(DATA SUPPLIED Opens)
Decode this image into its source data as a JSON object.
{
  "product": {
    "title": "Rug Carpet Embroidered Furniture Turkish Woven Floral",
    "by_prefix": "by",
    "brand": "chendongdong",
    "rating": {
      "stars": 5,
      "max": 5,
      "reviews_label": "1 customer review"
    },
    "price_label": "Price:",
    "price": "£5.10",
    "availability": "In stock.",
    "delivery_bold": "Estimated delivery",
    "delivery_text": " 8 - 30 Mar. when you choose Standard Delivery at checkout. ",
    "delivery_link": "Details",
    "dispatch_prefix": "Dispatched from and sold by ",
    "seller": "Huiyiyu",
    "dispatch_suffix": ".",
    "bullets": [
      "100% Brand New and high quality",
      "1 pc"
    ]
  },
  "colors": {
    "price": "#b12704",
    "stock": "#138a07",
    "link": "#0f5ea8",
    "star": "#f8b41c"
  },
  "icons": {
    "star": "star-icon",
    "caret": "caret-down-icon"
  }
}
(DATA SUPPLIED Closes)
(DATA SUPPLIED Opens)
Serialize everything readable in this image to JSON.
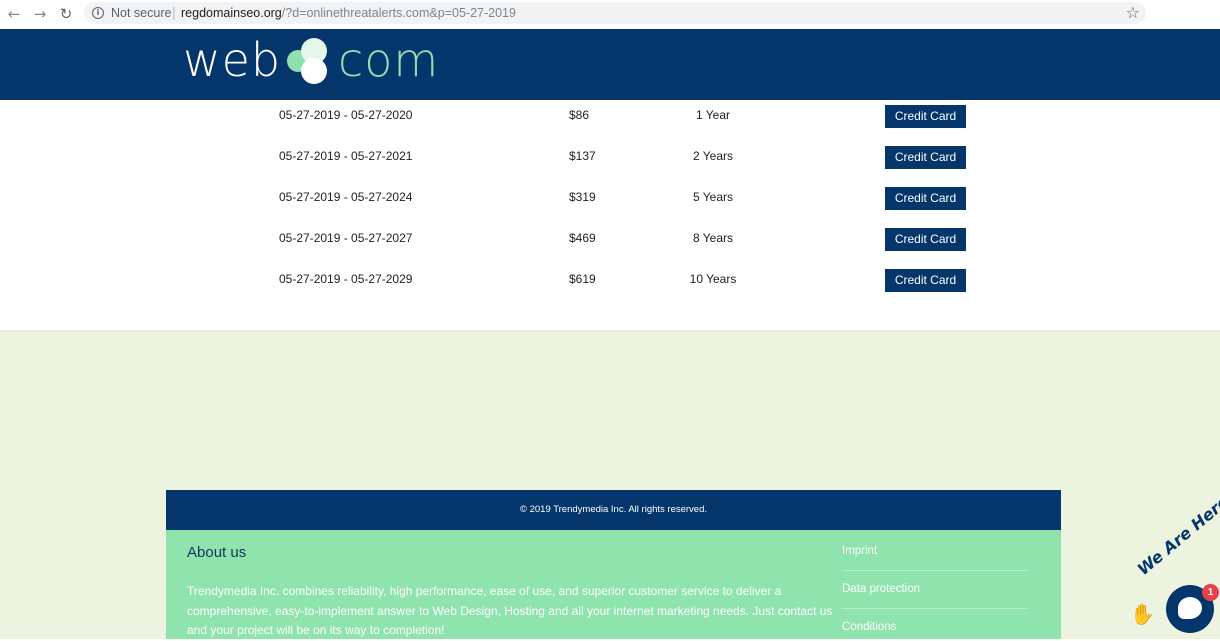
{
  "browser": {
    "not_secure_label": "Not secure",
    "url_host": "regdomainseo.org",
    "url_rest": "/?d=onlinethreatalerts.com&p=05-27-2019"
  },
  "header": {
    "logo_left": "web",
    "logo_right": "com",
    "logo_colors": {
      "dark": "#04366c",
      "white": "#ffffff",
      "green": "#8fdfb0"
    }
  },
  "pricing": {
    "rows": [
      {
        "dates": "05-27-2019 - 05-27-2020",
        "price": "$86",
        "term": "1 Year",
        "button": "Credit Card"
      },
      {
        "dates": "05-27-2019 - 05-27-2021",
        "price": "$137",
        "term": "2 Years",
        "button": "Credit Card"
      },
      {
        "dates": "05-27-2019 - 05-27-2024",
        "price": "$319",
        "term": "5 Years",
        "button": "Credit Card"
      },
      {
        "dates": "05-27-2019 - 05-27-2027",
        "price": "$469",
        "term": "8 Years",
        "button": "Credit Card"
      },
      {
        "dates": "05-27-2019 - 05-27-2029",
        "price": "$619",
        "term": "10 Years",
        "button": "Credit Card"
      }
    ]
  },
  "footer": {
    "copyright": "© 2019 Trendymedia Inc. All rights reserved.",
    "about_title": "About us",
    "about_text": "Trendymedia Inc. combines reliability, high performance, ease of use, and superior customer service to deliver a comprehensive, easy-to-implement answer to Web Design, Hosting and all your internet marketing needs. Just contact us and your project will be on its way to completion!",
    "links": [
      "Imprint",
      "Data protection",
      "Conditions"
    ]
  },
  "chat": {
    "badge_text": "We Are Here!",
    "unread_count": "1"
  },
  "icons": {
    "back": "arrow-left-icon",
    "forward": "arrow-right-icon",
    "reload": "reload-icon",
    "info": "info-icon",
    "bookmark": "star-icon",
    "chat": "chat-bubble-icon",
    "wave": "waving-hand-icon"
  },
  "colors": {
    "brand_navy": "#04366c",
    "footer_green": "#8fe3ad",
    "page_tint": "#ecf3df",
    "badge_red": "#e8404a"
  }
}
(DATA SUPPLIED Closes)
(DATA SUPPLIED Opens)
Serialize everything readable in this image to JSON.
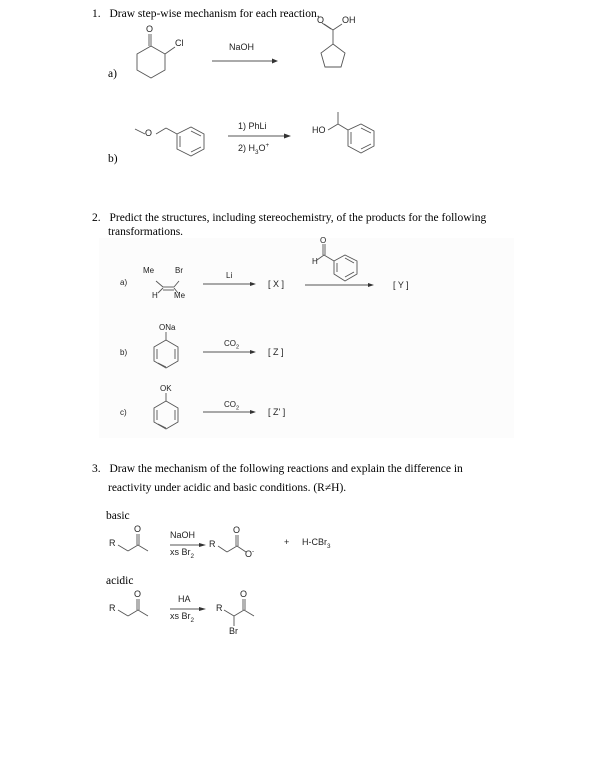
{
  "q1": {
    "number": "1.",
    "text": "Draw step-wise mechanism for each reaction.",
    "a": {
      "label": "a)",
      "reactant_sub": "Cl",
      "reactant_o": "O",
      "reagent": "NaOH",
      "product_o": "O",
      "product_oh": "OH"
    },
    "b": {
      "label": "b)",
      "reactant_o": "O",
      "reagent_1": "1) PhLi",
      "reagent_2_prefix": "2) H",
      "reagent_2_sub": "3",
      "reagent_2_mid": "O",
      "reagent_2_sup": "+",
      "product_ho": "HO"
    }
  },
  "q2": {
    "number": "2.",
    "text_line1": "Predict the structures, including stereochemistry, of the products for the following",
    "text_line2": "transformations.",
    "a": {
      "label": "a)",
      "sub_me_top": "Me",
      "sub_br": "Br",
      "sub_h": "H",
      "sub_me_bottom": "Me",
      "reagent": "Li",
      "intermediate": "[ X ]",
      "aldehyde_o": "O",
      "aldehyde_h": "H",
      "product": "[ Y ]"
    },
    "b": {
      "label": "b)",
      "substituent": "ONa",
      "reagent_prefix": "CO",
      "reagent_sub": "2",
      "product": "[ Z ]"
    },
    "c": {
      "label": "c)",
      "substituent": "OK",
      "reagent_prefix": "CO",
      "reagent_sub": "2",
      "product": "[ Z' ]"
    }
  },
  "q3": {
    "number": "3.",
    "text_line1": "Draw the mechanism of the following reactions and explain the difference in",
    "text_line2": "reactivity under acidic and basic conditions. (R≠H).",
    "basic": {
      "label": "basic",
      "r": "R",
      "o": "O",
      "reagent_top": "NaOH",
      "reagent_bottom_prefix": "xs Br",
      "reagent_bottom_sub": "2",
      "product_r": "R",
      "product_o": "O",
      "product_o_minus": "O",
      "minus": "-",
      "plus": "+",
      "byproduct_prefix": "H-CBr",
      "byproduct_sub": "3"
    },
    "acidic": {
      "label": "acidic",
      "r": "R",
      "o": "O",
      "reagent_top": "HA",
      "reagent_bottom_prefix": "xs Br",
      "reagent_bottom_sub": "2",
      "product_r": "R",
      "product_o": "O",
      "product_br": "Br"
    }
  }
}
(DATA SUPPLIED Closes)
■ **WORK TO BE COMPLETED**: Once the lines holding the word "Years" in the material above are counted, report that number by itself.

■ **YOUR SOLUTION**: 4